Records to process ▸
=== Section Start ===
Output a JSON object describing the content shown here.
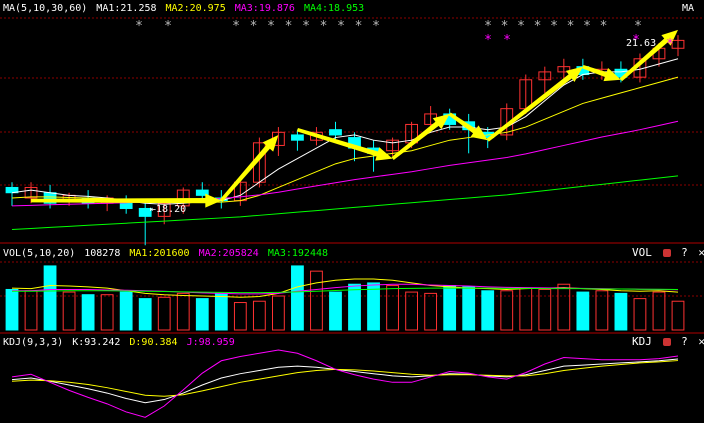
{
  "colors": {
    "background": "#000000",
    "up": "#ff3232",
    "down": "#00ffff",
    "ma1": "#ffffff",
    "ma2": "#ffff00",
    "ma3": "#ff00ff",
    "ma4": "#00ff00",
    "arrow": "#ffff00",
    "grid": "#8b0000",
    "j_line": "#ff00ff"
  },
  "price_panel": {
    "header": {
      "indicator": "MA(5,10,30,60)",
      "ma1": "MA1:21.258",
      "ma2": "MA2:20.975",
      "ma3": "MA3:19.876",
      "ma4": "MA4:18.953"
    },
    "corner_label": "MA",
    "high_label": "21.63",
    "low_label": "18.20",
    "gray_star_groups": [
      9,
      8
    ],
    "magenta_star_groups": [
      2,
      2
    ]
  },
  "vol_panel": {
    "header": {
      "indicator": "VOL(5,10,20)",
      "value": "108278",
      "ma1": "MA1:201600",
      "ma2": "MA2:205824",
      "ma3": "MA3:192448"
    },
    "corner_label": "VOL",
    "tool_help": "?",
    "tool_close": "✕"
  },
  "kdj_panel": {
    "header": {
      "indicator": "KDJ(9,3,3)",
      "k": "K:93.242",
      "d": "D:90.384",
      "j": "J:98.959"
    },
    "corner_label": "KDJ",
    "tool_help": "?",
    "tool_close": "✕"
  },
  "chart_data": {
    "type": "candlestick",
    "candles": [
      {
        "o": 19.3,
        "h": 19.4,
        "l": 18.95,
        "c": 19.2
      },
      {
        "o": 19.1,
        "h": 19.4,
        "l": 19.0,
        "c": 19.3
      },
      {
        "o": 19.2,
        "h": 19.35,
        "l": 18.9,
        "c": 19.0
      },
      {
        "o": 19.05,
        "h": 19.2,
        "l": 18.95,
        "c": 19.15
      },
      {
        "o": 19.1,
        "h": 19.25,
        "l": 18.9,
        "c": 19.0
      },
      {
        "o": 19.0,
        "h": 19.15,
        "l": 18.85,
        "c": 19.1
      },
      {
        "o": 19.05,
        "h": 19.15,
        "l": 18.8,
        "c": 18.9
      },
      {
        "o": 18.9,
        "h": 19.05,
        "l": 18.2,
        "c": 18.75
      },
      {
        "o": 18.75,
        "h": 19.05,
        "l": 18.6,
        "c": 19.0
      },
      {
        "o": 18.95,
        "h": 19.3,
        "l": 18.8,
        "c": 19.25
      },
      {
        "o": 19.25,
        "h": 19.4,
        "l": 19.05,
        "c": 19.15
      },
      {
        "o": 19.1,
        "h": 19.25,
        "l": 18.9,
        "c": 19.05
      },
      {
        "o": 19.05,
        "h": 19.5,
        "l": 18.95,
        "c": 19.4
      },
      {
        "o": 19.4,
        "h": 20.25,
        "l": 19.3,
        "c": 20.15
      },
      {
        "o": 20.1,
        "h": 20.45,
        "l": 19.9,
        "c": 20.35
      },
      {
        "o": 20.3,
        "h": 20.4,
        "l": 20.0,
        "c": 20.2
      },
      {
        "o": 20.2,
        "h": 20.45,
        "l": 20.1,
        "c": 20.35
      },
      {
        "o": 20.4,
        "h": 20.55,
        "l": 20.2,
        "c": 20.3
      },
      {
        "o": 20.25,
        "h": 20.35,
        "l": 19.8,
        "c": 20.05
      },
      {
        "o": 20.05,
        "h": 20.2,
        "l": 19.6,
        "c": 19.95
      },
      {
        "o": 20.0,
        "h": 20.25,
        "l": 19.9,
        "c": 20.2
      },
      {
        "o": 20.15,
        "h": 20.55,
        "l": 20.05,
        "c": 20.5
      },
      {
        "o": 20.5,
        "h": 20.85,
        "l": 20.35,
        "c": 20.7
      },
      {
        "o": 20.7,
        "h": 20.8,
        "l": 20.4,
        "c": 20.5
      },
      {
        "o": 20.55,
        "h": 20.7,
        "l": 19.95,
        "c": 20.4
      },
      {
        "o": 20.35,
        "h": 20.45,
        "l": 20.05,
        "c": 20.25
      },
      {
        "o": 20.3,
        "h": 20.9,
        "l": 20.2,
        "c": 20.8
      },
      {
        "o": 20.8,
        "h": 21.45,
        "l": 20.7,
        "c": 21.35
      },
      {
        "o": 21.35,
        "h": 21.6,
        "l": 21.1,
        "c": 21.5
      },
      {
        "o": 21.5,
        "h": 21.75,
        "l": 21.3,
        "c": 21.6
      },
      {
        "o": 21.6,
        "h": 21.75,
        "l": 21.35,
        "c": 21.45
      },
      {
        "o": 21.5,
        "h": 21.7,
        "l": 21.35,
        "c": 21.55
      },
      {
        "o": 21.55,
        "h": 21.7,
        "l": 21.3,
        "c": 21.4
      },
      {
        "o": 21.4,
        "h": 21.85,
        "l": 21.3,
        "c": 21.75
      },
      {
        "o": 21.75,
        "h": 22.05,
        "l": 21.6,
        "c": 21.95
      },
      {
        "o": 21.95,
        "h": 22.2,
        "l": 21.8,
        "c": 22.1
      }
    ],
    "ma_series": [
      {
        "name": "MA1",
        "values": [
          19.2,
          19.25,
          19.2,
          19.15,
          19.13,
          19.1,
          19.05,
          19.0,
          18.98,
          19.0,
          19.03,
          19.05,
          19.15,
          19.4,
          19.65,
          19.85,
          20.05,
          20.25,
          20.3,
          20.2,
          20.15,
          20.2,
          20.35,
          20.45,
          20.45,
          20.4,
          20.45,
          20.65,
          20.95,
          21.25,
          21.45,
          21.5,
          21.5,
          21.55,
          21.65,
          21.75
        ]
      },
      {
        "name": "MA2",
        "values": [
          19.1,
          19.12,
          19.12,
          19.11,
          19.1,
          19.09,
          19.07,
          19.05,
          19.03,
          19.02,
          19.02,
          19.02,
          19.05,
          19.15,
          19.3,
          19.45,
          19.6,
          19.75,
          19.85,
          19.9,
          19.95,
          20.0,
          20.1,
          20.2,
          20.25,
          20.3,
          20.35,
          20.45,
          20.6,
          20.75,
          20.9,
          21.0,
          21.1,
          21.2,
          21.3,
          21.4
        ]
      },
      {
        "name": "MA3",
        "values": [
          18.95,
          18.96,
          18.97,
          18.98,
          18.99,
          19.0,
          19.01,
          19.02,
          19.03,
          19.05,
          19.07,
          19.09,
          19.12,
          19.16,
          19.21,
          19.27,
          19.33,
          19.39,
          19.45,
          19.5,
          19.55,
          19.6,
          19.66,
          19.72,
          19.77,
          19.82,
          19.87,
          19.94,
          20.02,
          20.1,
          20.18,
          20.26,
          20.33,
          20.4,
          20.48,
          20.56
        ]
      },
      {
        "name": "MA4",
        "values": [
          18.5,
          18.52,
          18.54,
          18.56,
          18.58,
          18.6,
          18.62,
          18.64,
          18.66,
          18.68,
          18.7,
          18.72,
          18.74,
          18.77,
          18.8,
          18.83,
          18.86,
          18.89,
          18.92,
          18.95,
          18.98,
          19.01,
          19.04,
          19.07,
          19.1,
          19.13,
          19.16,
          19.2,
          19.24,
          19.28,
          19.32,
          19.36,
          19.4,
          19.44,
          19.48,
          19.52
        ]
      }
    ],
    "arrows": [
      {
        "from": [
          1,
          19.05
        ],
        "to": [
          11,
          19.05
        ]
      },
      {
        "from": [
          11,
          19.05
        ],
        "to": [
          14,
          20.3
        ]
      },
      {
        "from": [
          15,
          20.4
        ],
        "to": [
          20,
          19.85
        ]
      },
      {
        "from": [
          20,
          19.85
        ],
        "to": [
          23,
          20.7
        ]
      },
      {
        "from": [
          23,
          20.7
        ],
        "to": [
          25,
          20.2
        ]
      },
      {
        "from": [
          25,
          20.2
        ],
        "to": [
          30,
          21.6
        ]
      },
      {
        "from": [
          30,
          21.6
        ],
        "to": [
          32,
          21.35
        ]
      },
      {
        "from": [
          32,
          21.35
        ],
        "to": [
          35,
          22.3
        ]
      }
    ],
    "volume": [
      155,
      150,
      245,
      145,
      135,
      135,
      145,
      120,
      125,
      140,
      120,
      140,
      105,
      110,
      130,
      245,
      225,
      145,
      175,
      180,
      170,
      145,
      140,
      170,
      165,
      150,
      150,
      160,
      155,
      175,
      145,
      150,
      140,
      120,
      145,
      110
    ],
    "vol_ma": [
      {
        "name": "MA1",
        "values": [
          160,
          158,
          170,
          168,
          165,
          160,
          150,
          140,
          135,
          132,
          130,
          128,
          125,
          128,
          140,
          165,
          180,
          190,
          195,
          195,
          190,
          180,
          170,
          165,
          160,
          158,
          155,
          158,
          160,
          162,
          158,
          155,
          150,
          148,
          150,
          145
        ]
      },
      {
        "name": "MA2",
        "values": [
          150,
          150,
          155,
          155,
          155,
          153,
          152,
          150,
          148,
          145,
          142,
          140,
          138,
          138,
          140,
          148,
          155,
          162,
          168,
          172,
          175,
          175,
          172,
          170,
          168,
          165,
          163,
          162,
          161,
          160,
          159,
          158,
          157,
          156,
          155,
          154
        ]
      },
      {
        "name": "MA3",
        "values": [
          148,
          148,
          149,
          150,
          150,
          150,
          149,
          148,
          147,
          146,
          145,
          144,
          143,
          143,
          144,
          146,
          148,
          151,
          154,
          156,
          158,
          159,
          160,
          160,
          160,
          160,
          159,
          159,
          158,
          158,
          158,
          157,
          157,
          156,
          156,
          155
        ]
      }
    ],
    "kdj": {
      "K": [
        55,
        58,
        52,
        45,
        38,
        30,
        20,
        12,
        18,
        30,
        45,
        58,
        66,
        72,
        78,
        80,
        78,
        74,
        70,
        66,
        62,
        60,
        62,
        66,
        65,
        62,
        60,
        64,
        72,
        80,
        82,
        84,
        86,
        88,
        90,
        93.242
      ],
      "D": [
        52,
        54,
        53,
        50,
        46,
        40,
        33,
        26,
        24,
        27,
        34,
        42,
        50,
        56,
        62,
        68,
        72,
        74,
        73,
        71,
        68,
        65,
        63,
        64,
        64,
        63,
        62,
        62,
        66,
        72,
        76,
        80,
        83,
        86,
        88,
        90.384
      ],
      "J": [
        60,
        65,
        50,
        35,
        22,
        10,
        -5,
        -15,
        6,
        36,
        67,
        90,
        98,
        104,
        110,
        104,
        90,
        74,
        64,
        56,
        50,
        50,
        60,
        70,
        67,
        60,
        56,
        68,
        84,
        96,
        94,
        92,
        92,
        92,
        94,
        98.959
      ],
      "range": [
        -20,
        110
      ]
    }
  }
}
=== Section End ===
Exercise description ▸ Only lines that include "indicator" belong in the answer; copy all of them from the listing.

Output for this exercise ▸
      "indicator": "MA(5,10,30,60)",
      "indicator": "VOL(5,10,20)",
      "indicator": "KDJ(9,3,3)",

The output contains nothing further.